Attempting to hold his men together is Sergeant David Dime, Garrett Hedlund, a straight, non-nonsense kind of Bravo Company leader in the Ollie North mold, who barks out instructions that instantly bring the men into formation in seemingly chaotic moments, like when the ferocity of the fireworks display takes the men back to their battleground stations, wreaking havoc with their mental psyches, reliving the traumas of war while supposedly standing at attention during a jingoistic half-time show behind Beyoncé fronting Destiny’s Child and a host of scantily-clad dancers, yet at the same time the guy has a “Fuck you” attitude with phoniness and insincerity of any kind.
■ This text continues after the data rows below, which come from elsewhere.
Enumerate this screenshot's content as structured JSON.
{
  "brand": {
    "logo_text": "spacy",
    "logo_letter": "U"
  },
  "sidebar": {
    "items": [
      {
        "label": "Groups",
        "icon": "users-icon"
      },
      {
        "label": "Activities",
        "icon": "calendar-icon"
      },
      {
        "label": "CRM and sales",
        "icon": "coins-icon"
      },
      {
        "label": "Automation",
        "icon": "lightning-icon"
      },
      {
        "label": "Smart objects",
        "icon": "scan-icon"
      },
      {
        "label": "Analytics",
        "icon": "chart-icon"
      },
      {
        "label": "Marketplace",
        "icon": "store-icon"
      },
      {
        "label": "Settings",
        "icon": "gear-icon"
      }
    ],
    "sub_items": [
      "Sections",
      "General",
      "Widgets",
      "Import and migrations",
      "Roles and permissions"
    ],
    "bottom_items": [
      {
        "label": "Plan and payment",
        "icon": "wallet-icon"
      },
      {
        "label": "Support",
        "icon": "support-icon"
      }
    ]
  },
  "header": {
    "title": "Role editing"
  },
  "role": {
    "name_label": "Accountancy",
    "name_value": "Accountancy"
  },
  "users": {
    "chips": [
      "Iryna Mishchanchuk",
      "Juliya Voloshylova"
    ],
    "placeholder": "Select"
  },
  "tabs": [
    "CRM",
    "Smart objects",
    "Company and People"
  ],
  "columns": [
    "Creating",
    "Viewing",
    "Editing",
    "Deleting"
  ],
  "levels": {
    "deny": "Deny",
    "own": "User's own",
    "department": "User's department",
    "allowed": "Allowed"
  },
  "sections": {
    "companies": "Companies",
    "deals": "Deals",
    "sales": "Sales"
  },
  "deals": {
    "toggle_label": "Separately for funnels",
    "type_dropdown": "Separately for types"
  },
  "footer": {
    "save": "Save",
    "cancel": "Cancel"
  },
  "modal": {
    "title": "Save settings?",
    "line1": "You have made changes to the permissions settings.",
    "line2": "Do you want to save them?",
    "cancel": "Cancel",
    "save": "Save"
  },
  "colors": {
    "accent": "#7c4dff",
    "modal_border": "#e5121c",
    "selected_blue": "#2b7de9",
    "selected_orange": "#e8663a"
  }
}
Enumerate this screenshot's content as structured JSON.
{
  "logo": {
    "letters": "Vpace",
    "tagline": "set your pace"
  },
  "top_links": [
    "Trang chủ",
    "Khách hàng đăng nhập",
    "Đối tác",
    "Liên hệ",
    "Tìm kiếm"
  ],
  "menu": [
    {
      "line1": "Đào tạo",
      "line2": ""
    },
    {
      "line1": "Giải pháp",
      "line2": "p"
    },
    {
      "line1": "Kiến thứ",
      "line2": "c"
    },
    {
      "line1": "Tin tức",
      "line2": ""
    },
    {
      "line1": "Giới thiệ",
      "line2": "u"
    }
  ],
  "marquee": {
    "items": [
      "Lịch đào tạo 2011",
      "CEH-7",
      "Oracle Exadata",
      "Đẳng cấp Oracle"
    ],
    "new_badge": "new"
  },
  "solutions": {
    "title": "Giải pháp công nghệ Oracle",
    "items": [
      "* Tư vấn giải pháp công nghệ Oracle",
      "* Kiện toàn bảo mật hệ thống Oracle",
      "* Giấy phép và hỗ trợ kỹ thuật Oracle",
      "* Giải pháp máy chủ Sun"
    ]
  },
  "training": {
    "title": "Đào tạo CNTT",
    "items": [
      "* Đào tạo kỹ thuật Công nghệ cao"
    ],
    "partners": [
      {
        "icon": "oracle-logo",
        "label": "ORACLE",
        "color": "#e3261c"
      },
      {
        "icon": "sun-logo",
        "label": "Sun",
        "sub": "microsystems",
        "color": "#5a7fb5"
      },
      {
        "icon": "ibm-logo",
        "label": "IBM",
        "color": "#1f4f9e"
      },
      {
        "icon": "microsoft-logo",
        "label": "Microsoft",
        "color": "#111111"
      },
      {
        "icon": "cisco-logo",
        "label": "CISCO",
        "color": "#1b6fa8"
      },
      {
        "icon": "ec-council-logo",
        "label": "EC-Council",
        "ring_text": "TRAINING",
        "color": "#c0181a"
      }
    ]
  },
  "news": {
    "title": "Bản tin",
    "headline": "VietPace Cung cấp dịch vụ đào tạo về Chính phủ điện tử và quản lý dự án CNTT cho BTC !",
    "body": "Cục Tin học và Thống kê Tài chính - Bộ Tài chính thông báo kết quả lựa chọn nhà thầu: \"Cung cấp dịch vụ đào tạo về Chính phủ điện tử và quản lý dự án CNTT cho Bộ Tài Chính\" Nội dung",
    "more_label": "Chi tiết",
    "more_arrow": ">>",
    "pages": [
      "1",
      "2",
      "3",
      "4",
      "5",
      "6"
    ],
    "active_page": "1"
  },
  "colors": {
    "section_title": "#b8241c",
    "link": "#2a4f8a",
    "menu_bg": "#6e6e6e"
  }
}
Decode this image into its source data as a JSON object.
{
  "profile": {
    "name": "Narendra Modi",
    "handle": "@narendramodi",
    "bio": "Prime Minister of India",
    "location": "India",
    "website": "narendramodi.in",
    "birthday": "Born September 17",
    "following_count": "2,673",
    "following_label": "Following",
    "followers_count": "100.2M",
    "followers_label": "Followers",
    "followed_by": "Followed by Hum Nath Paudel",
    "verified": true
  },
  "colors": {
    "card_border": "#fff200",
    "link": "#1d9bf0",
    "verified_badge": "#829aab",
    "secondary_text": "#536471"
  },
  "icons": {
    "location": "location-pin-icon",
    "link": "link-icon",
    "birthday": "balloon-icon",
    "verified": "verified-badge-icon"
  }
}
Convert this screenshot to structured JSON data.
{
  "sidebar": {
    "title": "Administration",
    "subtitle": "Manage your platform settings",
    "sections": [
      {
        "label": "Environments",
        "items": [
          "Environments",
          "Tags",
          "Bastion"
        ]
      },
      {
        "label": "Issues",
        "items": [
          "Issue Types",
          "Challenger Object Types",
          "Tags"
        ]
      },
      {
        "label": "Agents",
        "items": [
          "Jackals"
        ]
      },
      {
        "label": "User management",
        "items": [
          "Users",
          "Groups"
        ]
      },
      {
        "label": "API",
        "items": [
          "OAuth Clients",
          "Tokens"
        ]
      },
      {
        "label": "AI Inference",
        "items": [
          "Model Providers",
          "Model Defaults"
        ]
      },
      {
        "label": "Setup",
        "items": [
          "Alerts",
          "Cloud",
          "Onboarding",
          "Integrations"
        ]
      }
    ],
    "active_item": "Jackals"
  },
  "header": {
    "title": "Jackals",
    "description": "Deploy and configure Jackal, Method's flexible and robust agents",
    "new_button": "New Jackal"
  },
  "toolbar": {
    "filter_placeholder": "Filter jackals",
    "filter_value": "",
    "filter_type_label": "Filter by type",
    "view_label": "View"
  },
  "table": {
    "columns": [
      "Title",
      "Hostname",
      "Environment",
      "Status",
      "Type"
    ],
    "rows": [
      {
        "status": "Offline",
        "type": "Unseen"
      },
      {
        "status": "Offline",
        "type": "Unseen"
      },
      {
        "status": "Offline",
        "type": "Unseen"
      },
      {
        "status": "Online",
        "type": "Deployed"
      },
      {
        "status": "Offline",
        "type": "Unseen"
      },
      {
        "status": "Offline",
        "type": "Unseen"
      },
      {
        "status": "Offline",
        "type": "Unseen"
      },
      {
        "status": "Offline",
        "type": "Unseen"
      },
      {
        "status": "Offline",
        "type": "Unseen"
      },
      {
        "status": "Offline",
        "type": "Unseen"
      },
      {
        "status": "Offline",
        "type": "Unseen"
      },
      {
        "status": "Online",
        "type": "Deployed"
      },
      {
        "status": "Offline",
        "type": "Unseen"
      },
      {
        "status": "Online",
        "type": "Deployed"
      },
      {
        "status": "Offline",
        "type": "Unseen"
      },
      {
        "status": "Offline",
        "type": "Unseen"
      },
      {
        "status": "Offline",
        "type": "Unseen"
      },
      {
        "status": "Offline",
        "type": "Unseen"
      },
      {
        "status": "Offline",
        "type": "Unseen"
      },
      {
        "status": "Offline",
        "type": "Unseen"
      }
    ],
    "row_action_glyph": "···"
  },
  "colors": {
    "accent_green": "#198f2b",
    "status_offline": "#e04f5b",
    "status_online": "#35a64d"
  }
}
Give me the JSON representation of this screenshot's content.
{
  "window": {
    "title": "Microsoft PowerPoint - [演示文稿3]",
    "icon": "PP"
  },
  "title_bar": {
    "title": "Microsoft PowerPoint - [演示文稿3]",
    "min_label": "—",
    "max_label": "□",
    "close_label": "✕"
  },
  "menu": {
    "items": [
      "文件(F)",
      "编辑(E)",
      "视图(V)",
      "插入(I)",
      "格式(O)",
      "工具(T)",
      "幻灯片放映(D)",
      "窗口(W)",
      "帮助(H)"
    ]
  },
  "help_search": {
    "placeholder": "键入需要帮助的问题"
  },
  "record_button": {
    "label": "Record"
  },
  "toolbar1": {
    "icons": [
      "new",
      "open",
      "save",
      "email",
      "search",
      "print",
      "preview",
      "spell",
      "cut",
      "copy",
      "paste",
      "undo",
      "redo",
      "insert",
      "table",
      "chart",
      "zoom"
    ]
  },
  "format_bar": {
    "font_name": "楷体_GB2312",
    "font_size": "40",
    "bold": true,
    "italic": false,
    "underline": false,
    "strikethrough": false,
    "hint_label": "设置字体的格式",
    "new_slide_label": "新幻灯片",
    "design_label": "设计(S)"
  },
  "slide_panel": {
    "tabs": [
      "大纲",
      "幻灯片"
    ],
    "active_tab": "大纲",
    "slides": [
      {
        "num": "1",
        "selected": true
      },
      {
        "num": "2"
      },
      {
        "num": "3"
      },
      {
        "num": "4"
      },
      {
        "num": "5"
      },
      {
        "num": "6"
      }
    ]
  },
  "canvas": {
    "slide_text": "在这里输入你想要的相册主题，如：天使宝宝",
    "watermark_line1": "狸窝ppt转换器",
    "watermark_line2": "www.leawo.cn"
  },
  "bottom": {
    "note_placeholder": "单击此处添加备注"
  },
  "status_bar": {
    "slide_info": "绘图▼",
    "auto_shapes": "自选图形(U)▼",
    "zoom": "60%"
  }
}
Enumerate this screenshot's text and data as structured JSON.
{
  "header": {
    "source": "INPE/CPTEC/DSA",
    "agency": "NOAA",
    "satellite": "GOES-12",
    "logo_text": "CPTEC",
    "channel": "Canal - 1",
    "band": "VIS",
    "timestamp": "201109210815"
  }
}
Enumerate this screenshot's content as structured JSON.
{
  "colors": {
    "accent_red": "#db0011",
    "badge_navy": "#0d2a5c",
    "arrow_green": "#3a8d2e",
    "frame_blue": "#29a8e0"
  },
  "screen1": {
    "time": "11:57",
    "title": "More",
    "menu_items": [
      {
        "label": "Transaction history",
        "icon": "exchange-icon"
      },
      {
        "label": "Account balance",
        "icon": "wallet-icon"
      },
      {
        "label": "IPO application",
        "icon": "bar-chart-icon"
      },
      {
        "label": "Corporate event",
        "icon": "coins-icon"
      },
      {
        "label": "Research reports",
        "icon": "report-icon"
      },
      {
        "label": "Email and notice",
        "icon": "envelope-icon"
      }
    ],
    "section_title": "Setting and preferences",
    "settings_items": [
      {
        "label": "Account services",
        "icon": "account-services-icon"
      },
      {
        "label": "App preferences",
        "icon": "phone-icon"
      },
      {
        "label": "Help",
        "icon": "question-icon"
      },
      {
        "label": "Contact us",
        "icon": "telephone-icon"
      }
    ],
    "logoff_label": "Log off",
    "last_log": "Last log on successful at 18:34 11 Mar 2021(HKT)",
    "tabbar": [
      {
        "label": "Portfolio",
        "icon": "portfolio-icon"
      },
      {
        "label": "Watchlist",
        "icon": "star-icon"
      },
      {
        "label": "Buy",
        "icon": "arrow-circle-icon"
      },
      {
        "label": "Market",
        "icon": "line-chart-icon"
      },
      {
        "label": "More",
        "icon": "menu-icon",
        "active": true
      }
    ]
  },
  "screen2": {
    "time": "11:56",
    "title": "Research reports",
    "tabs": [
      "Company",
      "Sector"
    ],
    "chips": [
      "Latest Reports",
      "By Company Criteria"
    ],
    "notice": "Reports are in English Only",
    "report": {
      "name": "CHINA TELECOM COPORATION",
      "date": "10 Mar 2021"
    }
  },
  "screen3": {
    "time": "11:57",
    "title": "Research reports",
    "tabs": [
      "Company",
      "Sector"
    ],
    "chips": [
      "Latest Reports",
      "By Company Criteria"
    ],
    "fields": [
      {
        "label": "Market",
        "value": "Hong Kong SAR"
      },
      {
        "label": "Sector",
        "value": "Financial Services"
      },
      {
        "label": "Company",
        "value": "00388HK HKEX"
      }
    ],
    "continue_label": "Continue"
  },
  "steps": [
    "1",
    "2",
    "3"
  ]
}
Unfortunately, in a football stadium, the place is crawling with American citizens that appear to be well-wishers and supporters who have seen nothing of war and haven’t a clue what a soldier’s life is really about, such as a brief appearance from Tim Blake Nelson as a crude Texas oilman who associates his creed of “drill baby drill” as a sign of patriotism, as if getting rich and fighting in a foreign country are part of the same mindset, yet one is an oil-rich fat cat while the others come from economically disadvantaged communities, where the hypocrisy is so blatant that Sgt. Dime’s dismissive response to the man simply blows his mind, as he’s not in lockstep with the same exaggerated patriotic mentality on display. The film is not so much about Iraq as it is a sharp critique of the phony patriotism and corporate greed in George W. Bush’s Texas. None personify that more than Norm Oglesby (Steve Martin) as Jerry Jones, the self-made, oil-rich, billionaire owner of the Dallas Cowboys, who is willing to put these men in motion pictures to cement their heroic legacy, but after promising six figures each, lowballs what he’s willing to pay them, where the defiant soldiers simply walk away from the deal. “Your story,” he pompously tells Billy, “no longer belongs to you. It’s America’s story now.” While the man may be a wheeler-dealer, he’s also a first-class cheapskate. Yet just like Bush, Cheney, and Rove, wealthy men of status who went to law school to obtain a student deferment in order to avoid serving in Vietnam, what do they know about a grunt who’s barely making $14,800 a year? “Vietnam, excuse me? Why would I wanna go get my ass shot off in some stinking rice paddy just so Nixon can have his four more years? Screw that.” Billy starts wondering, “Maybe the game is just an ad for the ads.” Out of this clouded hallucination comes a typical soldier’s dream, described in the book as “the sort of delusion a desperate soldier would dream up,” which comes in the form of Faison Zorn (Makenzie Leigh), one of the attractive Dallas Cheerleaders that makes flirtatious eye contact with Billy before making out behind the curtains. She heaps effusive praise in Billy’s direction along with kisses, as if maybe she’s finally one of the few who’s capable of understanding him, yet she only sees him in a patriotic light, as a soldier doing his duty, not as a regular guy who’s contemplating not returning to combat. That kind of guy she would drop in a second, as he’s not her idea of the American Dream. As it turns out, the Bravo squad is not even their actual name, but a name given to them by a Fox News team that was embedded with them during the war, a signature designed to beef them up and sound more patriotic. Somehow, whatever the intended message, it all gets lost in the jumbled mish mosh of American spectacle, missing the expertise of someone like Robert Altman, for instance, a director whose genius was creating order out of chaos in sprawling films like Brewster McCloud (1970), shot in the Houston Astrodome, but also MASH (1970) and Nashville (1975).